  20. Binding-regulated click ligation for selective detection of proteins.

    PubMed

    Cao, Ya; Han, Peng; Wang, Zhuxin; Chen, Weiwei; Shu, Yongqian; Xiang, Yang

    2016-04-15

    Herein, a binding-regulated click ligation (BRCL) strategy for endowing selective detection of proteins is developed with the incorporation of small-molecule ligand and clickable DNA probes. The fundamental principle underlying the strategy is the regulating capability of specific protein-ligand binding against the ligation between clickable DNA probes, which could efficiently combine the detection of particular protein with enormous DNA-based sensing technologies. In this work, the feasibly of the BRCL strategy is first verified through agarose gel electrophoresis and electrochemical impedance spectroscopy measurements, and then confirmed by transferring it to a nanomaterial-assisted fluorescence assay. Significantly, the BRCL strategy-based assay is able to respond to target protein with desirable selectivity, attributing to the specific recognition between small-molecule ligand and its target. Further experiments validate the general applicability of the sensing method by tailoring the ligand toward different proteins (i.e., avidin and folate receptor), and demonstrate its usability in complex biological samples. To our knowledge, this work pioneers the practice of click chemistry in probing specific small-molecule ligand-protein binding, and therefore may pave a new way for selective detection of proteins.

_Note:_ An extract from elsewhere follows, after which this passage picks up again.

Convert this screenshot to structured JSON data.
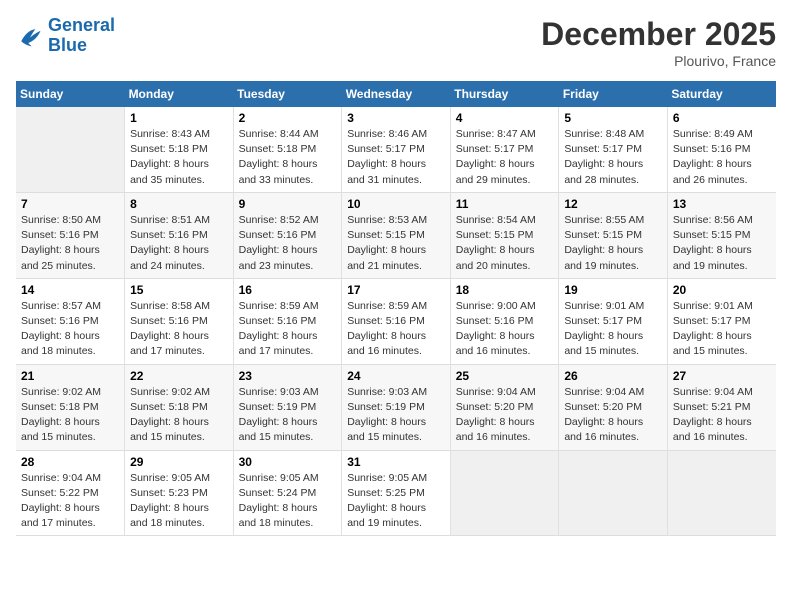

PMID:26599478

  1. Glucose-induced regulation of protein import receptor Tom22 by cytosolic and mitochondria-bound kinases.

    PubMed

    Gerbeth, Carolin; Schmidt, Oliver; Rao, Sanjana; Harbauer, Angelika B; Mikropoulou, Despina; Opalińska, Magdalena; Guiard, Bernard; Pfanner, Nikolaus; Meisinger, Chris

    2013-10-01

    Most mitochondrial proteins are imported by the translocase of the outer mitochondrial membrane (TOM). Tom22 functions as central receptor and transfers preproteins to the import pore. Casein kinase 2 (CK2) constitutively phosphorylates the cytosolic precursor of Tom22 at Ser44 and Ser46 and, thus, promotes its import. It is unknown whether Tom22 is regulated under different metabolic conditions. We report that CK1, which is involved in glucose-induced signal transduction, is bound to mitochondria. CK1 phosphorylates Tom22 at Thr57 and stimulates the assembly of Tom22 and Tom20. In contrast, protein kinase A (PKA), which is also activated by the addition of glucose, phosphorylates the precursor of Tom22 at Thr76 and impairs its import. Thus, PKA functions in an opposite manner to CK1 and CK2. Our